# Task objective
Each entry below should be returned exactly as is, with the pictures removed.

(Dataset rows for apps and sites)
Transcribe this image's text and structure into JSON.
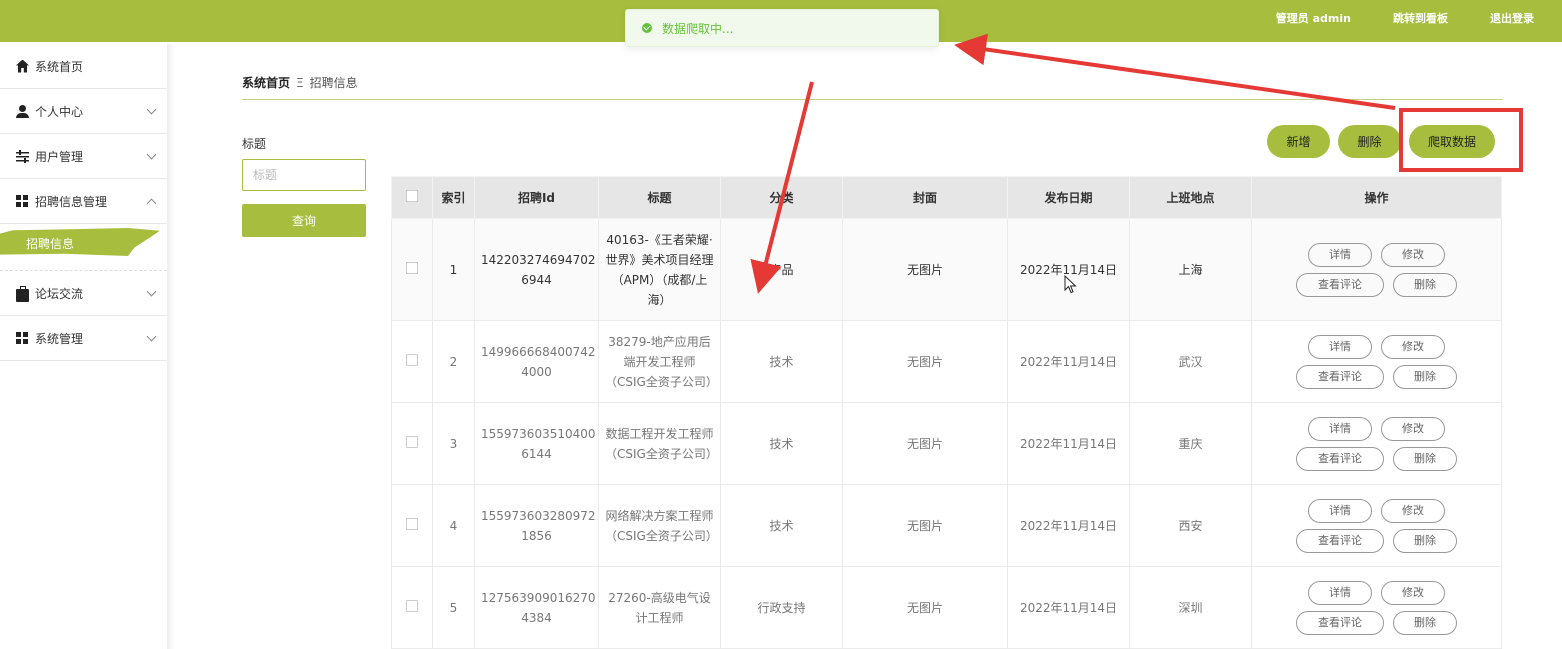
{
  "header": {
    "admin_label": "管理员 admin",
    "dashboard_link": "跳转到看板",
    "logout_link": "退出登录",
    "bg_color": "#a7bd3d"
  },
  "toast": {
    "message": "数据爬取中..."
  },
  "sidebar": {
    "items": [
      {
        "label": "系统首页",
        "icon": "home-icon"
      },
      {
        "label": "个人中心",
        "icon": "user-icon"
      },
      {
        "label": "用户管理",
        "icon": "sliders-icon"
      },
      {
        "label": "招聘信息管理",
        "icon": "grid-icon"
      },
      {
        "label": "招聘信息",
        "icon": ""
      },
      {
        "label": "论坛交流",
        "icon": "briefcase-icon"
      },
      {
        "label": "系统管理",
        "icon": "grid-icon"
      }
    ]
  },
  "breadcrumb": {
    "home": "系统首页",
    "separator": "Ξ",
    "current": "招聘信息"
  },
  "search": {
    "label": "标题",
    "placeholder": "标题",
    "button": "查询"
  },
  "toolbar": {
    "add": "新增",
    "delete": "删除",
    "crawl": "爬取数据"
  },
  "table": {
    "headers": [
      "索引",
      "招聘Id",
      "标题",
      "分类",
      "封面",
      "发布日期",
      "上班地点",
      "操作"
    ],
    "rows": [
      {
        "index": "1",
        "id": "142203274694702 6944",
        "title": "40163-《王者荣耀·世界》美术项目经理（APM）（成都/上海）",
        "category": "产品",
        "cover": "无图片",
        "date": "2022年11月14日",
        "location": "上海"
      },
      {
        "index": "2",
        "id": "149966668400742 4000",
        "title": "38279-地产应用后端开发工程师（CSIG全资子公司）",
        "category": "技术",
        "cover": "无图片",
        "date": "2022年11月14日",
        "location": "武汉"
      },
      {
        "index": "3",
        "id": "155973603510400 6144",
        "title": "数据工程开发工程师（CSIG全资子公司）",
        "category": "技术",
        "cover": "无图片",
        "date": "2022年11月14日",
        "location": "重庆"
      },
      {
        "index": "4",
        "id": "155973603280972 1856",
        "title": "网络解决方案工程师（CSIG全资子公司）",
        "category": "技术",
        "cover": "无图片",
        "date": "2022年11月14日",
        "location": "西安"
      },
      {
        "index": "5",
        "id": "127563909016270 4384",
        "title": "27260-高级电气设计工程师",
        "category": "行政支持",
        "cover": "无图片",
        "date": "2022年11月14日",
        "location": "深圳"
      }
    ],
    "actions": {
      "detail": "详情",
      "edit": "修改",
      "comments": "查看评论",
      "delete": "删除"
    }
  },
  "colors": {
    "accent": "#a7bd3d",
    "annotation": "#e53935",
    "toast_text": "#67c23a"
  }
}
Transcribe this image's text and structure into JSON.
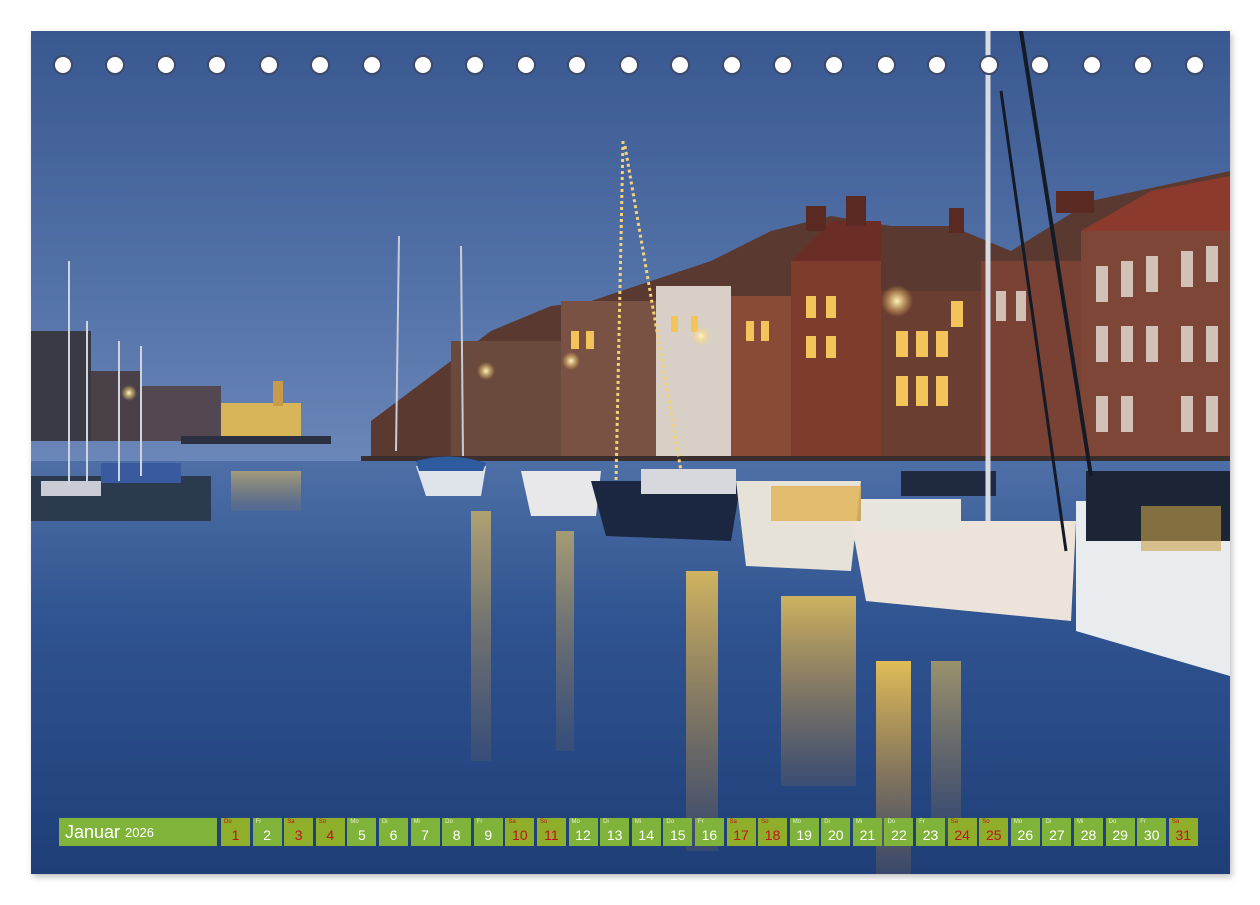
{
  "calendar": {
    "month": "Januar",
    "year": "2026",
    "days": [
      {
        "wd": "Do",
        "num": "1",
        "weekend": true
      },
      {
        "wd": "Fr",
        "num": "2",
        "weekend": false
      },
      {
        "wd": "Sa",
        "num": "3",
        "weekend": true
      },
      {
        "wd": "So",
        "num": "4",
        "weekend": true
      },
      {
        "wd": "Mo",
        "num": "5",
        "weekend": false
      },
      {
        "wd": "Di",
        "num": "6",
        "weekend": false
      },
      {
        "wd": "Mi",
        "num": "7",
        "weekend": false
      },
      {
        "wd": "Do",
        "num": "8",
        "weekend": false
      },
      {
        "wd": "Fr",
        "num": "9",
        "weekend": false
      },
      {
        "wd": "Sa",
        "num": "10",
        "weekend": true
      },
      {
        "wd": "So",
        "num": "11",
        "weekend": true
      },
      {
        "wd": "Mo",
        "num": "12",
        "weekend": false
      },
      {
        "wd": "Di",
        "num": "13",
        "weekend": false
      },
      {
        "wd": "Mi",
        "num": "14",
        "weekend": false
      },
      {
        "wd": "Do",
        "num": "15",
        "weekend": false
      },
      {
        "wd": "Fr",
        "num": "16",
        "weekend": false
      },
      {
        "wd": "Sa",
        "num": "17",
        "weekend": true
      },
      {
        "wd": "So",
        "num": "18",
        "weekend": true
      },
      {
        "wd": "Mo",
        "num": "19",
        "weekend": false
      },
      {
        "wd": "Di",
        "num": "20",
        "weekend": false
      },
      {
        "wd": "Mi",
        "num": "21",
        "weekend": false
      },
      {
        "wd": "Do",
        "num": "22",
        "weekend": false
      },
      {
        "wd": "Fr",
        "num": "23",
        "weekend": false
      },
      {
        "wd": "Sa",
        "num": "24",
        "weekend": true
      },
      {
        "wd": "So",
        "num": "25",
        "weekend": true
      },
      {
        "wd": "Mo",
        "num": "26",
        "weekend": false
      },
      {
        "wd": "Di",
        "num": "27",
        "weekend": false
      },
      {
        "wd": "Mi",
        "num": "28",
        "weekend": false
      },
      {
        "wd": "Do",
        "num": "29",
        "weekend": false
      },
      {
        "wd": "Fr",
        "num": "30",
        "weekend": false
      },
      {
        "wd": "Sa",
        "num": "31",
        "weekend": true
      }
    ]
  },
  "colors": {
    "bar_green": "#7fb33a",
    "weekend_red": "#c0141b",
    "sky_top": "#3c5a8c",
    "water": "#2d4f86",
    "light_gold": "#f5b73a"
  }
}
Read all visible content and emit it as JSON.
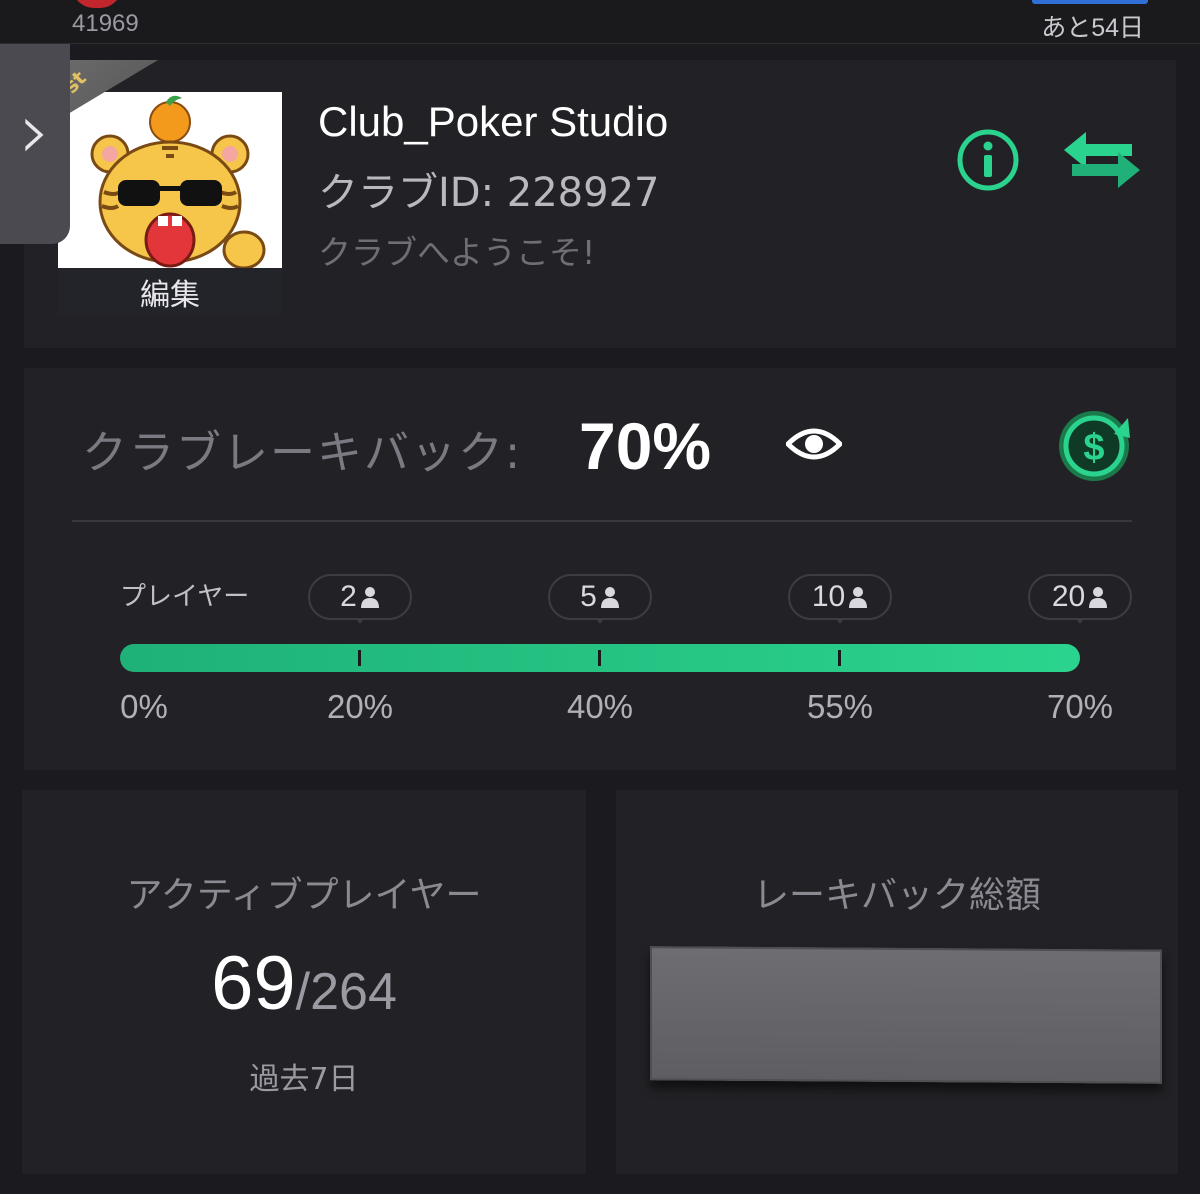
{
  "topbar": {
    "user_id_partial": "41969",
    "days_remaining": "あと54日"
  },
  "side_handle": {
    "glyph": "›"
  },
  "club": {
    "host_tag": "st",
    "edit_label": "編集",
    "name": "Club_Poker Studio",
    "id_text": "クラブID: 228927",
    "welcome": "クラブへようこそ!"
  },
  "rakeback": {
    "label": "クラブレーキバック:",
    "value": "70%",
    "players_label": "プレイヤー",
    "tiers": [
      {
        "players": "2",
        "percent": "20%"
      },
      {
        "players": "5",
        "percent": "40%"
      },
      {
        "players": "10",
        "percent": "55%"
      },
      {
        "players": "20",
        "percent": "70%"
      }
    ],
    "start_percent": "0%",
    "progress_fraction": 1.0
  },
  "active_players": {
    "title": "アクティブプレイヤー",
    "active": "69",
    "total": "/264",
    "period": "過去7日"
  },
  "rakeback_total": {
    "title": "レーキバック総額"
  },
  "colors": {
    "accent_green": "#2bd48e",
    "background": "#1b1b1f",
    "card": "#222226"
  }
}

# Answer space
Transcribe this image's text and structure into JSON.
{
  "header": {
    "admin_label": "管理员 admin",
    "dashboard_link": "跳转到看板",
    "logout_link": "退出登录",
    "bg_color": "#a7bd3d"
  },
  "toast": {
    "message": "数据爬取中..."
  },
  "sidebar": {
    "items": [
      {
        "label": "系统首页",
        "icon": "home-icon"
      },
      {
        "label": "个人中心",
        "icon": "user-icon"
      },
      {
        "label": "用户管理",
        "icon": "sliders-icon"
      },
      {
        "label": "招聘信息管理",
        "icon": "grid-icon"
      },
      {
        "label": "招聘信息",
        "icon": ""
      },
      {
        "label": "论坛交流",
        "icon": "briefcase-icon"
      },
      {
        "label": "系统管理",
        "icon": "grid-icon"
      }
    ]
  },
  "breadcrumb": {
    "home": "系统首页",
    "separator": "Ξ",
    "current": "招聘信息"
  },
  "search": {
    "label": "标题",
    "placeholder": "标题",
    "button": "查询"
  },
  "toolbar": {
    "add": "新增",
    "delete": "删除",
    "crawl": "爬取数据"
  },
  "table": {
    "headers": [
      "索引",
      "招聘Id",
      "标题",
      "分类",
      "封面",
      "发布日期",
      "上班地点",
      "操作"
    ],
    "rows": [
      {
        "index": "1",
        "id": "142203274694702 6944",
        "title": "40163-《王者荣耀·世界》美术项目经理（APM）（成都/上海）",
        "category": "产品",
        "cover": "无图片",
        "date": "2022年11月14日",
        "location": "上海"
      },
      {
        "index": "2",
        "id": "149966668400742 4000",
        "title": "38279-地产应用后端开发工程师（CSIG全资子公司）",
        "category": "技术",
        "cover": "无图片",
        "date": "2022年11月14日",
        "location": "武汉"
      },
      {
        "index": "3",
        "id": "155973603510400 6144",
        "title": "数据工程开发工程师（CSIG全资子公司）",
        "category": "技术",
        "cover": "无图片",
        "date": "2022年11月14日",
        "location": "重庆"
      },
      {
        "index": "4",
        "id": "155973603280972 1856",
        "title": "网络解决方案工程师（CSIG全资子公司）",
        "category": "技术",
        "cover": "无图片",
        "date": "2022年11月14日",
        "location": "西安"
      },
      {
        "index": "5",
        "id": "127563909016270 4384",
        "title": "27260-高级电气设计工程师",
        "category": "行政支持",
        "cover": "无图片",
        "date": "2022年11月14日",
        "location": "深圳"
      }
    ],
    "actions": {
      "detail": "详情",
      "edit": "修改",
      "comments": "查看评论",
      "delete": "删除"
    }
  },
  "colors": {
    "accent": "#a7bd3d",
    "annotation": "#e53935",
    "toast_text": "#67c23a"
  }
}
Transcribe this image's text and structure into JSON.
{
  "calendar": {
    "month": "Januar",
    "year": "2026",
    "days": [
      {
        "wd": "Do",
        "num": "1",
        "weekend": true
      },
      {
        "wd": "Fr",
        "num": "2",
        "weekend": false
      },
      {
        "wd": "Sa",
        "num": "3",
        "weekend": true
      },
      {
        "wd": "So",
        "num": "4",
        "weekend": true
      },
      {
        "wd": "Mo",
        "num": "5",
        "weekend": false
      },
      {
        "wd": "Di",
        "num": "6",
        "weekend": false
      },
      {
        "wd": "Mi",
        "num": "7",
        "weekend": false
      },
      {
        "wd": "Do",
        "num": "8",
        "weekend": false
      },
      {
        "wd": "Fr",
        "num": "9",
        "weekend": false
      },
      {
        "wd": "Sa",
        "num": "10",
        "weekend": true
      },
      {
        "wd": "So",
        "num": "11",
        "weekend": true
      },
      {
        "wd": "Mo",
        "num": "12",
        "weekend": false
      },
      {
        "wd": "Di",
        "num": "13",
        "weekend": false
      },
      {
        "wd": "Mi",
        "num": "14",
        "weekend": false
      },
      {
        "wd": "Do",
        "num": "15",
        "weekend": false
      },
      {
        "wd": "Fr",
        "num": "16",
        "weekend": false
      },
      {
        "wd": "Sa",
        "num": "17",
        "weekend": true
      },
      {
        "wd": "So",
        "num": "18",
        "weekend": true
      },
      {
        "wd": "Mo",
        "num": "19",
        "weekend": false
      },
      {
        "wd": "Di",
        "num": "20",
        "weekend": false
      },
      {
        "wd": "Mi",
        "num": "21",
        "weekend": false
      },
      {
        "wd": "Do",
        "num": "22",
        "weekend": false
      },
      {
        "wd": "Fr",
        "num": "23",
        "weekend": false
      },
      {
        "wd": "Sa",
        "num": "24",
        "weekend": true
      },
      {
        "wd": "So",
        "num": "25",
        "weekend": true
      },
      {
        "wd": "Mo",
        "num": "26",
        "weekend": false
      },
      {
        "wd": "Di",
        "num": "27",
        "weekend": false
      },
      {
        "wd": "Mi",
        "num": "28",
        "weekend": false
      },
      {
        "wd": "Do",
        "num": "29",
        "weekend": false
      },
      {
        "wd": "Fr",
        "num": "30",
        "weekend": false
      },
      {
        "wd": "Sa",
        "num": "31",
        "weekend": true
      }
    ]
  },
  "colors": {
    "bar_green": "#7fb33a",
    "weekend_red": "#c0141b",
    "sky_top": "#3c5a8c",
    "water": "#2d4f86",
    "light_gold": "#f5b73a"
  }
}
Read all visible content and emit it as JSON.
{
  "topbar": {
    "user_id_partial": "41969",
    "days_remaining": "あと54日"
  },
  "side_handle": {
    "glyph": "›"
  },
  "club": {
    "host_tag": "st",
    "edit_label": "編集",
    "name": "Club_Poker Studio",
    "id_text": "クラブID: 228927",
    "welcome": "クラブへようこそ!"
  },
  "rakeback": {
    "label": "クラブレーキバック:",
    "value": "70%",
    "players_label": "プレイヤー",
    "tiers": [
      {
        "players": "2",
        "percent": "20%"
      },
      {
        "players": "5",
        "percent": "40%"
      },
      {
        "players": "10",
        "percent": "55%"
      },
      {
        "players": "20",
        "percent": "70%"
      }
    ],
    "start_percent": "0%",
    "progress_fraction": 1.0
  },
  "active_players": {
    "title": "アクティブプレイヤー",
    "active": "69",
    "total": "/264",
    "period": "過去7日"
  },
  "rakeback_total": {
    "title": "レーキバック総額"
  },
  "colors": {
    "accent_green": "#2bd48e",
    "background": "#1b1b1f",
    "card": "#222226"
  }
}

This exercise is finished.